  12. Lear, Edward (1872). More Nonsense Pictures, Rhymes, Botany, etc. London: R J Bush.<templatestyles src="Module:Citation/CS1/styles.css"></templatestyles>
  13. The names "Bree ... and Chetwood are modelled on relics of British nomenclature ... bree 'hill'...": J. R. R. Tolkien (1955), The Return of the King, George Allen & Unwin 1966 (2nd edition), appendix F:II, p.414, ISBN 0 04 8230472
  14. "Brill ... derived from bree + hill.": J. R. R. Tolkien (1967), Nomenclature of The Lord of the Rings, published in The Lord of the Rings: A Reader's Companion, Harper Collins 2005, p.765 (entry 'Archet'), ISBN 0 00 720308 X
  15. "Bree ... [was] based on Brill ... a place which he [J.R.R. Tolkien] knew well": Christopher Tolkien, The Return of the Shadow (being vol.VI of The History of Middle-earth), Unwin Hyman Ltd 1988, ch.VII p.131 note 6, ISBN 0-04-440162-0

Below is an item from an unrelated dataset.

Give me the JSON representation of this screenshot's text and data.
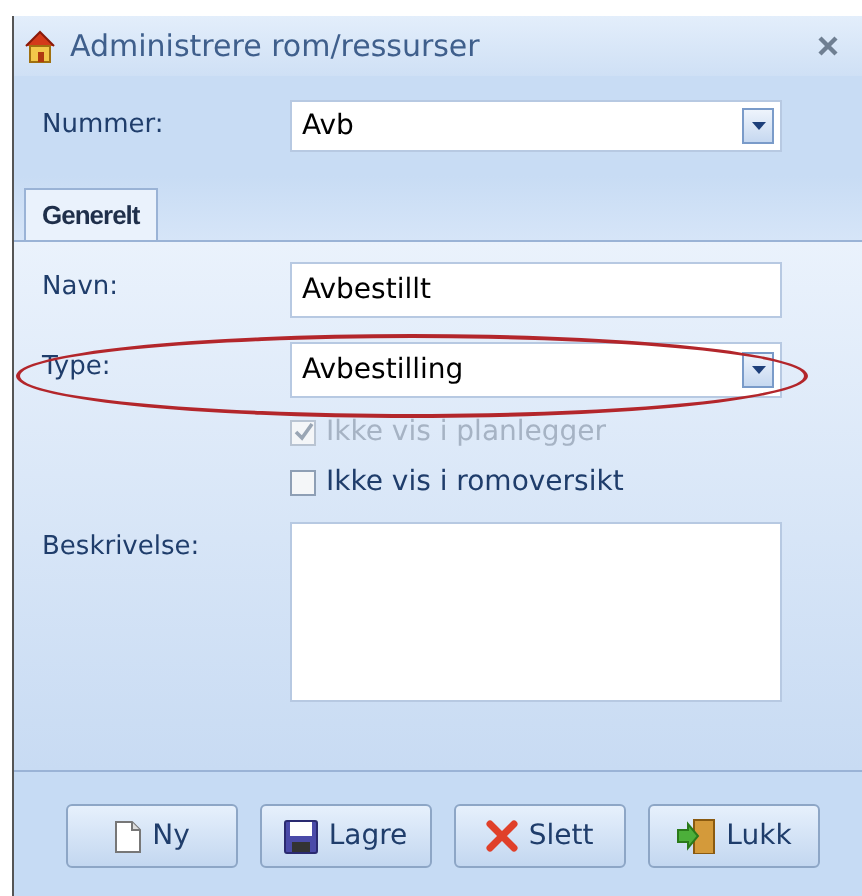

Sources and further reading

  • Mitchell, V; Smith, K (2006). Aylesbury to Rugby, including the Brill Branch. Midland Main Lines. Middleton Press. pp. 24–48. ISBN 1-904474-91-8.<templatestyles src="Module:Citation/CS1/styles.css"></templatestyles>
  • Oppitz, Leslie (2000). "A tramway built for a Duke". Lost Railways of the Chilterns. Newbury: Countryside Books. pp. 73–82. ISBN 1-85306-643-5.<templatestyles src="Module:Citation/CS1/styles.css"></templatestyles>
  • Page, W.H., ed. (1927). A History of the County of Buckingham, Volume 4. Victoria County History. pp. 14–19.<templatestyles src="Module:Citation/CS1/styles.css"></templatestyles>
  • Pevsner, Nikolaus (1973) [1966]. Buckinghamshire. The Buildings of England. Harmondsworth: Penguin Books. pp. 72–73. ISBN 0-14-071019-1.<templatestyles src="Module:Citation/CS1/styles.css"></templatestyles>
  • Reed, Michael (1979). Hoskins, W.G.; Millward, Roy, eds. The Buckinghamshire Landscape. The Making of the English Landscape. London: Hodder & Stoughton. pp. 28, 61, 63, 74, 76, 96, 114, 122, 127, 135, 147, 159, 167, 195–197, 267. ISBN 0-340-19044-2.<templatestyles src="Module:Citation/CS1/styles.css"></templatestyles>

External links